July 09, 2020DALTON — At last Monday's board meeting in Dalton, a group of citizens brought to light several issues to include financial mismanagement and conflict of interest concerns with the current board.
Linda Greenwood, the town's Treasurer, and member of the unofficial concerned citizens group, read to the Board a compiled list of roughly ten concerns.
She began by saying, "I'm a bit nervous about participating in this meeting, but am hopeful to have some of our fears calmed and our questions answered."
Town Moderator and resident Christine Ordinetz explained the reason for the group.
"We're looking for an un-biased source to let the residents of Dalton know what is going on with the Select Board. There are two Board members who have immediate family members working for the Town," Ordinetz said.
She explained, "Jo Beth Dudley's sister has been interim Administrative Assistant and Carol Sheltry's husband is the Fire Chief."
Ordinetz mentioned the Fire Chief's 20 percent pay raise. To note, Carol Sheltry did recuse herself from that vote. As for rate of pay, Ordinetz suggests a pay scale policy be implemented across the board for all Town employees.
Ordinetz relayed that the Town has lost valuable associates after Dudley's sister took on the role as Administrative Assistant.
"Cohos Advisors had set up a QuickBooks program that we had been using since 2016, and was working fine, until this new Board came in. A representative from Cohos came in to do our audit and noticed the agreement dollar amount scratched out and written in. She was then told to leave by her own boss. Because of this, the audit couldn't happen," Ordinetz said.
She added, "This is a red flag, now another company needs to be hired, when the one we had was working seamlessly. Further, department heads had asked for a detailed budget report, as they go month by month to watch spending, and now they don't have it, because the Board hasn't' released it yet. They claim they are updating the information manually. Everyone knows you can upload old files digitally, and it would only take a few hours, so my question, is why is this information being put into the system manually?"

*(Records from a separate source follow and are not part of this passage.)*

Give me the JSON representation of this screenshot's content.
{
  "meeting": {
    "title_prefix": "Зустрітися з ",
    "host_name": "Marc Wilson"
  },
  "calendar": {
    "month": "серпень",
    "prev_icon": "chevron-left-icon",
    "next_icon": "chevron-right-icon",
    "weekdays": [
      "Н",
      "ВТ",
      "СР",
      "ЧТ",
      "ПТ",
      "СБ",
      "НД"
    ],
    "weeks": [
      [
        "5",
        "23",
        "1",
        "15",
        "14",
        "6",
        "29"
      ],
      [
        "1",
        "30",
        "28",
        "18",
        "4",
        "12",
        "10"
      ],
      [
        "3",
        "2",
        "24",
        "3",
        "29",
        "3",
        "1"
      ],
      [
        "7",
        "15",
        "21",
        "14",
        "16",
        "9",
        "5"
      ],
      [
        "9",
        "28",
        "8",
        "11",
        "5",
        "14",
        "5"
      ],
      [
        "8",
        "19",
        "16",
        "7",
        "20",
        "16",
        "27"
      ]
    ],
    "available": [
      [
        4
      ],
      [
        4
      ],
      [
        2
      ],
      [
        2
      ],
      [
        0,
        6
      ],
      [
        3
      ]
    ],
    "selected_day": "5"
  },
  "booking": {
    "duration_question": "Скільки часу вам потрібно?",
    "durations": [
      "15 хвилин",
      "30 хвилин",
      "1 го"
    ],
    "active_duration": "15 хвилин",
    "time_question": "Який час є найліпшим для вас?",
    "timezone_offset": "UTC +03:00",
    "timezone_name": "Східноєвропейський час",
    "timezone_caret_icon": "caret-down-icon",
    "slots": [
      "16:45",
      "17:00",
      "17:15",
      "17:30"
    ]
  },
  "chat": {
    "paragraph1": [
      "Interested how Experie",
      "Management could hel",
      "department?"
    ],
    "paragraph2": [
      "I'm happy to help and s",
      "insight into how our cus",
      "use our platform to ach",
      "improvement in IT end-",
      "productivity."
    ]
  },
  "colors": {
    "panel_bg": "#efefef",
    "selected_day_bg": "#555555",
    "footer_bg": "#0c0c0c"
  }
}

When asked how often the budget is looked at, Chair Jo Beth Dudley said, "In the discussion of the budget, it was noted that the town is in the middle of a transition to an updated accounting software, and the full integration of data from the old system (January - April 2020) into the new system is not yet complete. However, my preliminary analysis (unreconciled), combining data from both systems, shows that current expenditures are about 38 percent of budget at almost half-way through the year (YTD data through June 19, 2020). This figure is adjusted for the $14,492.48 received in reimbursements for COVID-19 related expenses."

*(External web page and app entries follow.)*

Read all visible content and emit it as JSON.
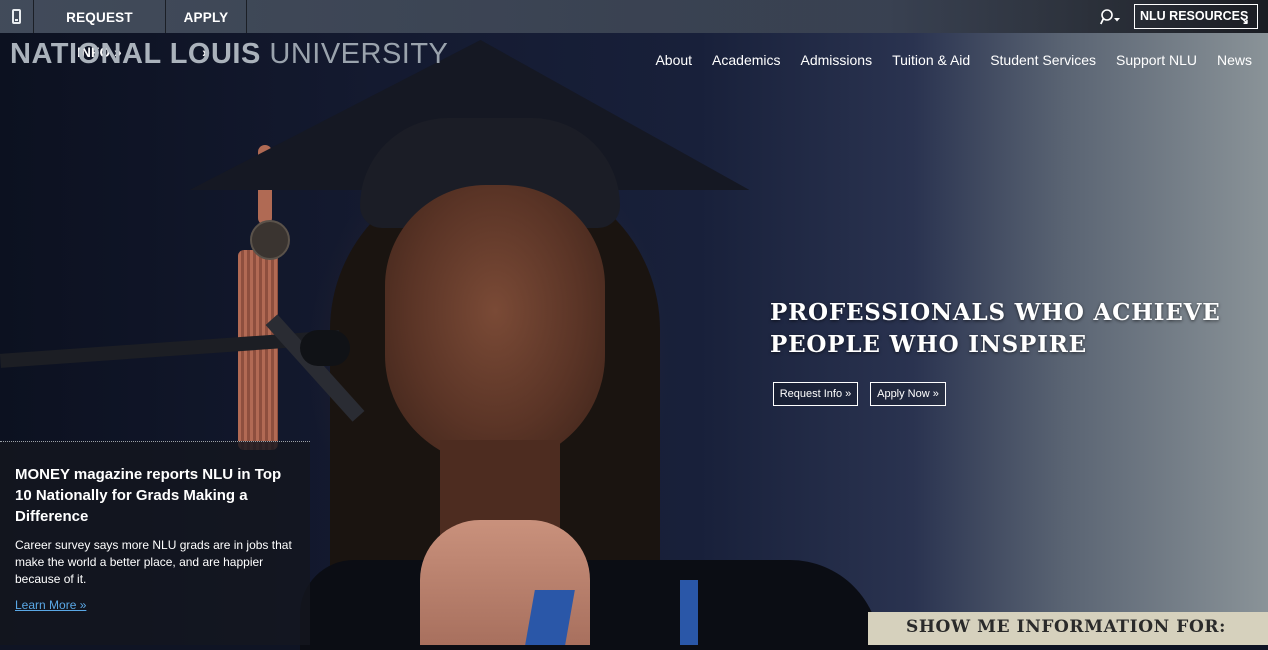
{
  "topbar": {
    "mobile_icon": "mobile-phone-icon",
    "request_info": "REQUEST INFO »",
    "apply": "APPLY »",
    "search_icon": "search-icon",
    "resources": "NLU RESOURCES",
    "resources_icon": "arrow-down-right-icon"
  },
  "logo": {
    "part1": "NATIONAL LOUIS",
    "part2": "UNIVERSITY"
  },
  "nav": {
    "items": [
      "About",
      "Academics",
      "Admissions",
      "Tuition & Aid",
      "Student Services",
      "Support NLU",
      "News"
    ]
  },
  "hero": {
    "line1": "PROFESSIONALS WHO ACHIEVE",
    "line2": "PEOPLE WHO INSPIRE",
    "request_button": "Request Info »",
    "apply_button": "Apply Now »"
  },
  "news": {
    "title": "MONEY magazine reports NLU in Top 10 Nationally for Grads Making a Difference",
    "body": "Career survey says more NLU grads are in jobs that make the world a better place, and are happier because of it.",
    "link": "Learn More »"
  },
  "showme": {
    "label": "SHOW ME INFORMATION FOR:"
  },
  "colors": {
    "accent_link": "#5aa8e6",
    "showme_bg": "#d6d1bd"
  }
}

Ordinetz relayed that 38 percent does not begin to include all of the bills and debts that are due now, adding "The Administrative Assistant is supposed to stay on top of this. Our airport dues are still not paid from last year, and are due again this year, and still sit unpaid."
A question was raised about why the person hired to maintain the website is no longer around, and why the Town Clerk was locked out of the website and unable to finish tasks related to her job.
Dudley said, "This is on our project list, and we are looking for someone with experience to volunteer."
The Town Clerk's website access was reinstated.
The next concern raised was in regards to tax errors, Greenwood said, "For over 20 years, Charlie Bailey correctly calculated the Timber Tax for each logging operation and charged the town $50 for each job. Mistakes have recently been made (e.g., JW Chipping, J. Dannis, M. Mason & others) by the Administrative Assistant, using a different system."
She went on to say, "Why change what was working? These businesses and tax payers are angry about the mistakes."
Dudley responded, "I'm not familiar with this, but I do know one was made by the person who submitted the form. I'm not sure if it's user error, but let's do better moving forward."
Ordinetz said, "Errors cost money. We're looking to reduce the number of errors as best we can."
Thirty-year Dalton resident, Scott Kleinschrodt brought up the two million dollar tax incentive proposed by Casella.
"There's no doubt that there will be pros and cons of having a landfill, it's just the nature of the beast. But we have to have an open mind to look past the optics and focus on facts," Kleinschrodt said.
He added, "There is so much fear mongering at a national level, we don't need it at the town level, and we don't need to be bullied."
He added, "We have to ask ourselves, if we want an affordable tax rate, health services and try to turn this town into a property rich one. I've been asking this for six weeks. How can we help residents financially and ensure future services?"
Kleinschrodt asked why the meeting with Casella was denied and said, "It's better to have working relationship than not too. Then if it happens were stuck with what they give us, instead of working with them."
Dudley said, "We wanted them to come to the board and talk to us. They could come to the board or through attorneys."
Lastly, Ordinetz said, "We just want to be sure the Board is working for the good of the Town. We hope it can be worked out and are looking to have more questions asked at our next meeting. We hope for better communication and cooperation moving forward. The goal of this meeting is disclose and address ethical and moral actions by the Dalton Select Board."